1.1 Oscillations or Vibrations
1.1 Oscillations or Vibrations some important points
1.1 Wave Quantities
1.1 Wave Properties
1.1 Wave Types
1.1 Speed of Waves
1.1 Simple Harmonic Motion
1.1 Derivation of Period and Frequency for SHM
1.1 Energy in Simple Harmonic Motion
1.1 SHM & Simple Pendulum
1.1 Reflection and Transmission
1.1 Summary
Unit 1.1 Multiple Choice Questions - Waves
Unit 1.1 Multiple Choice Answers - Waves

 

Unit 1.1 Simple Harmonic Motion (SHM)

Many of the disturbances we have considered so far have been sudden and short-lived, set up by a brief motion like snapping one end of a rope. In each case, you see a single wave running along the medium with a certain speed. Recall, this kind of wave is called a pulse.

— Now we consider periodic waves – regular continuous rhythmic disturbances in a medium, resulting from periodic vibrations of a source.

— One of the best examples is the periodic vibration is a swinging pendulum.

— Neglecting the effects of air resistance, the pendulum swings are virtually identical as the swing repeats itself over and over again in time.

Another system to show SHM.

— If the left end of a taut rope is fastened to the oscillating (vibrating) weight on a spring as the weight vibrates up and down a wave propagates along the rope.

— The wave takes the form of a series of moving crests and troughs along the length of the rope.

— The source executes “simple harmonic motion” up and down. Every point along the length of the rope executes simple harmonic motion in turn.

shm1

— This diagram illustrates a periodic wave moving to the right with snapshots taken every one-quarter period.

— We follow the progress of the crest that started out from the extreme left at time t = 0.

— The time it takes this crest to move a distance of one wavelength is equal to the time required for one complete oscillation of the source during one period of oscillation T.
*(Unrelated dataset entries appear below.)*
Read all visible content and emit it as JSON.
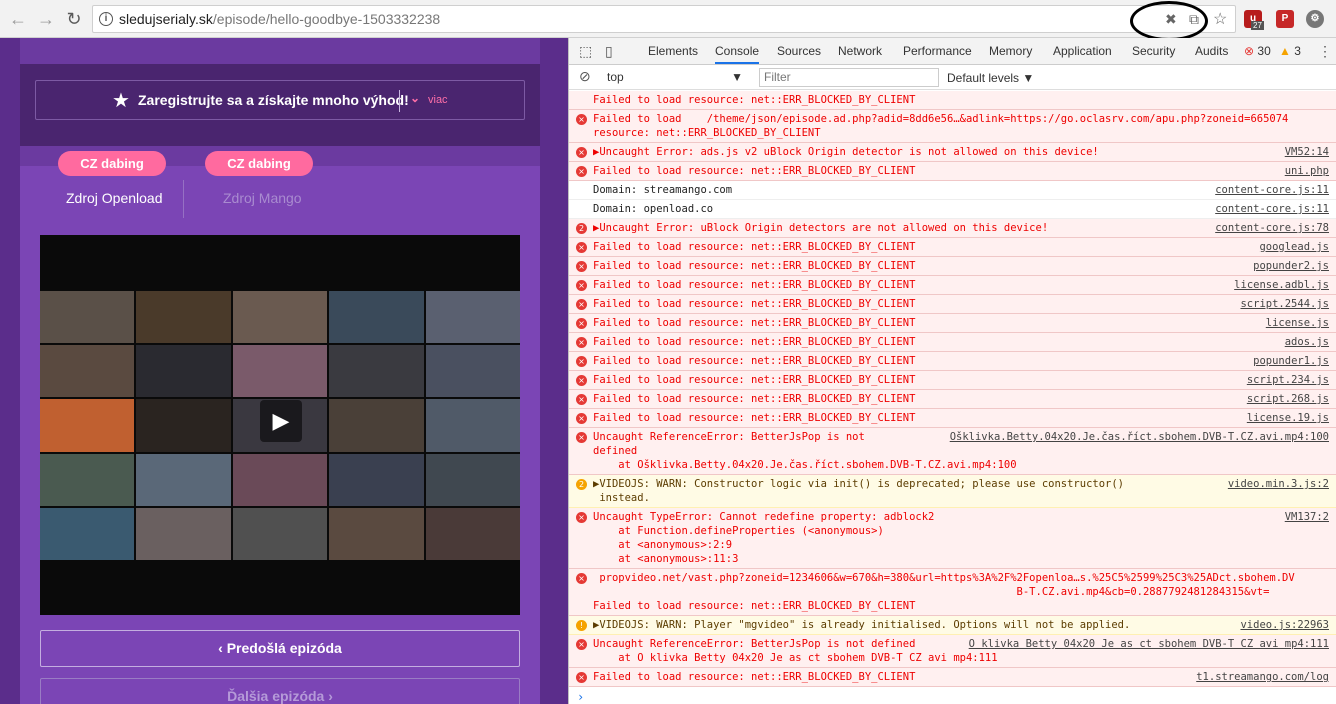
{
  "browser": {
    "url_host": "sledujserialy.sk",
    "url_path": "/episode/hello-goodbye-1503332238",
    "ext_badge_count": "27"
  },
  "site": {
    "promo_text": "Zaregistrujte sa a získajte mnoho výhod!",
    "promo_more": "viac",
    "pill_1": "CZ dabing",
    "pill_2": "CZ dabing",
    "source_1": "Zdroj Openload",
    "source_2": "Zdroj Mango",
    "prev_episode": "Predošlá epizóda",
    "next_episode": "Ďalšia epizóda"
  },
  "devtools": {
    "tabs": [
      "Elements",
      "Console",
      "Sources",
      "Network",
      "Performance",
      "Memory",
      "Application",
      "Security",
      "Audits"
    ],
    "error_count": "30",
    "warn_count": "3",
    "context": "top",
    "filter_placeholder": "Filter",
    "levels": "Default levels"
  },
  "console": [
    {
      "type": "error",
      "icon": "",
      "msg": "Failed to load resource: net::ERR_BLOCKED_BY_CLIENT",
      "src": ""
    },
    {
      "type": "error",
      "icon": "x",
      "msg": "Failed to load    /theme/json/episode.ad.php?adid=8dd6e56…&adlink=https://go.oclasrv.com/apu.php?zoneid=665074\nresource: net::ERR_BLOCKED_BY_CLIENT",
      "src": ""
    },
    {
      "type": "error",
      "icon": "x",
      "msg": "▶Uncaught Error: ads.js v2 uBlock Origin detector is not allowed on this device!",
      "src": "VM52:14"
    },
    {
      "type": "error",
      "icon": "x",
      "msg": "Failed to load resource: net::ERR_BLOCKED_BY_CLIENT",
      "src": "uni.php"
    },
    {
      "type": "info",
      "icon": "",
      "msg": "Domain: streamango.com",
      "src": "content-core.js:11"
    },
    {
      "type": "info",
      "icon": "",
      "msg": "Domain: openload.co",
      "src": "content-core.js:11"
    },
    {
      "type": "error",
      "icon": "2",
      "msg": "▶Uncaught Error: uBlock Origin detectors are not allowed on this device!",
      "src": "content-core.js:78"
    },
    {
      "type": "error",
      "icon": "x",
      "msg": "Failed to load resource: net::ERR_BLOCKED_BY_CLIENT",
      "src": "googlead.js"
    },
    {
      "type": "error",
      "icon": "x",
      "msg": "Failed to load resource: net::ERR_BLOCKED_BY_CLIENT",
      "src": "popunder2.js"
    },
    {
      "type": "error",
      "icon": "x",
      "msg": "Failed to load resource: net::ERR_BLOCKED_BY_CLIENT",
      "src": "license.adbl.js"
    },
    {
      "type": "error",
      "icon": "x",
      "msg": "Failed to load resource: net::ERR_BLOCKED_BY_CLIENT",
      "src": "script.2544.js"
    },
    {
      "type": "error",
      "icon": "x",
      "msg": "Failed to load resource: net::ERR_BLOCKED_BY_CLIENT",
      "src": "license.js"
    },
    {
      "type": "error",
      "icon": "x",
      "msg": "Failed to load resource: net::ERR_BLOCKED_BY_CLIENT",
      "src": "ados.js"
    },
    {
      "type": "error",
      "icon": "x",
      "msg": "Failed to load resource: net::ERR_BLOCKED_BY_CLIENT",
      "src": "popunder1.js"
    },
    {
      "type": "error",
      "icon": "x",
      "msg": "Failed to load resource: net::ERR_BLOCKED_BY_CLIENT",
      "src": "script.234.js"
    },
    {
      "type": "error",
      "icon": "x",
      "msg": "Failed to load resource: net::ERR_BLOCKED_BY_CLIENT",
      "src": "script.268.js"
    },
    {
      "type": "error",
      "icon": "x",
      "msg": "Failed to load resource: net::ERR_BLOCKED_BY_CLIENT",
      "src": "license.19.js"
    },
    {
      "type": "error",
      "icon": "x",
      "msg": "Uncaught ReferenceError: BetterJsPop is not\ndefined\n    at Ošklivka.Betty.04x20.Je.čas.říct.sbohem.DVB-T.CZ.avi.mp4:100",
      "src": "Ošklivka.Betty.04x20.Je.čas.říct.sbohem.DVB-T.CZ.avi.mp4:100"
    },
    {
      "type": "warn",
      "icon": "2",
      "msg": "▶VIDEOJS: WARN: Constructor logic via init() is deprecated; please use constructor()\n instead.",
      "src": "video.min.3.js:2"
    },
    {
      "type": "error",
      "icon": "x",
      "msg": "Uncaught TypeError: Cannot redefine property: adblock2\n    at Function.defineProperties (<anonymous>)\n    at <anonymous>:2:9\n    at <anonymous>:11:3",
      "src": "VM137:2"
    },
    {
      "type": "error",
      "icon": "x",
      "msg": " propvideo.net/vast.php?zoneid=1234606&w=670&h=380&url=https%3A%2F%2Fopenloa…s.%25C5%2599%25C3%25ADct.sbohem.DV\n                                                                   B-T.CZ.avi.mp4&cb=0.2887792481284315&vt=\nFailed to load resource: net::ERR_BLOCKED_BY_CLIENT",
      "src": ""
    },
    {
      "type": "warn",
      "icon": "!",
      "msg": "▶VIDEOJS: WARN: Player \"mgvideo\" is already initialised. Options will not be applied.",
      "src": "video.js:22963"
    },
    {
      "type": "error",
      "icon": "x",
      "msg": "Uncaught ReferenceError: BetterJsPop is not defined\n    at O klivka Betty 04x20 Je as ct sbohem DVB-T CZ avi mp4:111",
      "src": "O klivka Betty 04x20 Je as ct sbohem DVB-T CZ avi mp4:111"
    },
    {
      "type": "error",
      "icon": "x",
      "msg": "Failed to load resource: net::ERR_BLOCKED_BY_CLIENT",
      "src": "t1.streamango.com/log"
    }
  ]
}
shm2

shm2

These are two examples of how movement in one plane can produce simple harmonic motion from three dimensional movement.

Above the particle moves in a circular motion with constant speed and the linear projection of its x displacement is SHM.

Simple harmonic motion can be defined as oscillatory movement where the restoring force is proportional to the displacement from an equilibrium position.

Fr = -kx

In the animation below the displacement vs time graph is drawn on the right of the oscillating spring mass sytem. It traces the motion for two oscillations.

Note the practical meaning of period (time for one complete oscillation) amd amplitude (maximum displacement) are illustrated.

shm spring

Exercise 1.1.9:

(a) try to identify other points on the graph which can be used to measure period.

(b) another displacement which could be labelled amplitude.

 

Concept by Kishore Lal. Programmed by Kishore Lal... Copyright © 2015 Kishore Lal. All rights reserved.